■ **TASK GOAL**
Restate all of the entries exactly. Any picture in them should be skipped.

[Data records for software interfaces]
━━━━
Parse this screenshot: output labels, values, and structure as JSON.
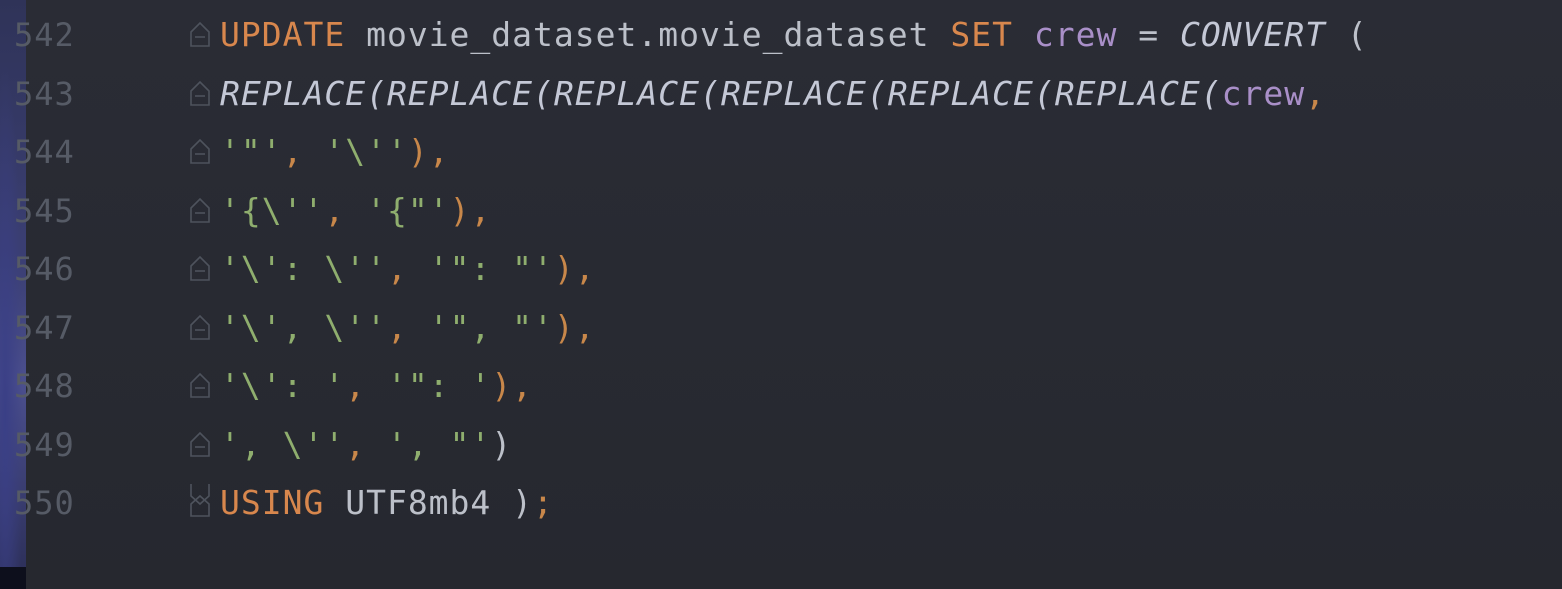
{
  "editor": {
    "lines": [
      {
        "number": "542",
        "tokens": [
          {
            "text": "UPDATE",
            "cls": "kw"
          },
          {
            "text": " movie_dataset.movie_dataset ",
            "cls": "plain"
          },
          {
            "text": "SET",
            "cls": "kw"
          },
          {
            "text": " ",
            "cls": "plain"
          },
          {
            "text": "crew",
            "cls": "id"
          },
          {
            "text": " = ",
            "cls": "plain"
          },
          {
            "text": "CONVERT",
            "cls": "fn"
          },
          {
            "text": " (",
            "cls": "plain"
          }
        ]
      },
      {
        "number": "543",
        "tokens": [
          {
            "text": "REPLACE(REPLACE(REPLACE(REPLACE(REPLACE(REPLACE(",
            "cls": "fn"
          },
          {
            "text": "crew",
            "cls": "id"
          },
          {
            "text": ",",
            "cls": "punct"
          }
        ]
      },
      {
        "number": "544",
        "tokens": [
          {
            "text": "'\"'",
            "cls": "str"
          },
          {
            "text": ", ",
            "cls": "punct"
          },
          {
            "text": "'\\''",
            "cls": "str"
          },
          {
            "text": "),",
            "cls": "punct"
          }
        ]
      },
      {
        "number": "545",
        "tokens": [
          {
            "text": "'{\\''",
            "cls": "str"
          },
          {
            "text": ", ",
            "cls": "punct"
          },
          {
            "text": "'{\"'",
            "cls": "str"
          },
          {
            "text": "),",
            "cls": "punct"
          }
        ]
      },
      {
        "number": "546",
        "tokens": [
          {
            "text": "'\\': \\''",
            "cls": "str"
          },
          {
            "text": ", ",
            "cls": "punct"
          },
          {
            "text": "'\": \"'",
            "cls": "str"
          },
          {
            "text": "),",
            "cls": "punct"
          }
        ]
      },
      {
        "number": "547",
        "tokens": [
          {
            "text": "'\\', \\''",
            "cls": "str"
          },
          {
            "text": ", ",
            "cls": "punct"
          },
          {
            "text": "'\", \"'",
            "cls": "str"
          },
          {
            "text": "),",
            "cls": "punct"
          }
        ]
      },
      {
        "number": "548",
        "tokens": [
          {
            "text": "'\\': '",
            "cls": "str"
          },
          {
            "text": ", ",
            "cls": "punct"
          },
          {
            "text": "'\": '",
            "cls": "str"
          },
          {
            "text": "),",
            "cls": "punct"
          }
        ]
      },
      {
        "number": "549",
        "tokens": [
          {
            "text": "', \\''",
            "cls": "str"
          },
          {
            "text": ", ",
            "cls": "punct"
          },
          {
            "text": "', \"'",
            "cls": "str"
          },
          {
            "text": ")",
            "cls": "plain"
          }
        ]
      },
      {
        "number": "550",
        "tokens": [
          {
            "text": "USING",
            "cls": "kw"
          },
          {
            "text": " UTF8mb4 )",
            "cls": "plain"
          },
          {
            "text": ";",
            "cls": "punct"
          }
        ]
      }
    ],
    "fold_markers": [
      "fold-start",
      "fold-start",
      "fold-start",
      "fold-start",
      "fold-start",
      "fold-start",
      "fold-start",
      "fold-start",
      "fold-end"
    ]
  },
  "colors": {
    "background": "#26282f",
    "keyword": "#d8874d",
    "function": "#c4c8d6",
    "identifier": "#a98fc8",
    "string": "#8fae6e",
    "punctuation": "#c8874a",
    "line_number": "#565b66"
  }
}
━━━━
■ **YOUR SOLUTION**
Parse this screenshot: output labels, values, and structure as JSON.
{
  "editor": {
    "lines": [
      {
        "number": "542",
        "tokens": [
          {
            "text": "UPDATE",
            "cls": "kw"
          },
          {
            "text": " movie_dataset.movie_dataset ",
            "cls": "plain"
          },
          {
            "text": "SET",
            "cls": "kw"
          },
          {
            "text": " ",
            "cls": "plain"
          },
          {
            "text": "crew",
            "cls": "id"
          },
          {
            "text": " = ",
            "cls": "plain"
          },
          {
            "text": "CONVERT",
            "cls": "fn"
          },
          {
            "text": " (",
            "cls": "plain"
          }
        ]
      },
      {
        "number": "543",
        "tokens": [
          {
            "text": "REPLACE(REPLACE(REPLACE(REPLACE(REPLACE(REPLACE(",
            "cls": "fn"
          },
          {
            "text": "crew",
            "cls": "id"
          },
          {
            "text": ",",
            "cls": "punct"
          }
        ]
      },
      {
        "number": "544",
        "tokens": [
          {
            "text": "'\"'",
            "cls": "str"
          },
          {
            "text": ", ",
            "cls": "punct"
          },
          {
            "text": "'\\''",
            "cls": "str"
          },
          {
            "text": "),",
            "cls": "punct"
          }
        ]
      },
      {
        "number": "545",
        "tokens": [
          {
            "text": "'{\\''",
            "cls": "str"
          },
          {
            "text": ", ",
            "cls": "punct"
          },
          {
            "text": "'{\"'",
            "cls": "str"
          },
          {
            "text": "),",
            "cls": "punct"
          }
        ]
      },
      {
        "number": "546",
        "tokens": [
          {
            "text": "'\\': \\''",
            "cls": "str"
          },
          {
            "text": ", ",
            "cls": "punct"
          },
          {
            "text": "'\": \"'",
            "cls": "str"
          },
          {
            "text": "),",
            "cls": "punct"
          }
        ]
      },
      {
        "number": "547",
        "tokens": [
          {
            "text": "'\\', \\''",
            "cls": "str"
          },
          {
            "text": ", ",
            "cls": "punct"
          },
          {
            "text": "'\", \"'",
            "cls": "str"
          },
          {
            "text": "),",
            "cls": "punct"
          }
        ]
      },
      {
        "number": "548",
        "tokens": [
          {
            "text": "'\\': '",
            "cls": "str"
          },
          {
            "text": ", ",
            "cls": "punct"
          },
          {
            "text": "'\": '",
            "cls": "str"
          },
          {
            "text": "),",
            "cls": "punct"
          }
        ]
      },
      {
        "number": "549",
        "tokens": [
          {
            "text": "', \\''",
            "cls": "str"
          },
          {
            "text": ", ",
            "cls": "punct"
          },
          {
            "text": "', \"'",
            "cls": "str"
          },
          {
            "text": ")",
            "cls": "plain"
          }
        ]
      },
      {
        "number": "550",
        "tokens": [
          {
            "text": "USING",
            "cls": "kw"
          },
          {
            "text": " UTF8mb4 )",
            "cls": "plain"
          },
          {
            "text": ";",
            "cls": "punct"
          }
        ]
      }
    ],
    "fold_markers": [
      "fold-start",
      "fold-start",
      "fold-start",
      "fold-start",
      "fold-start",
      "fold-start",
      "fold-start",
      "fold-start",
      "fold-end"
    ]
  },
  "colors": {
    "background": "#26282f",
    "keyword": "#d8874d",
    "function": "#c4c8d6",
    "identifier": "#a98fc8",
    "string": "#8fae6e",
    "punctuation": "#c8874a",
    "line_number": "#565b66"
  }
}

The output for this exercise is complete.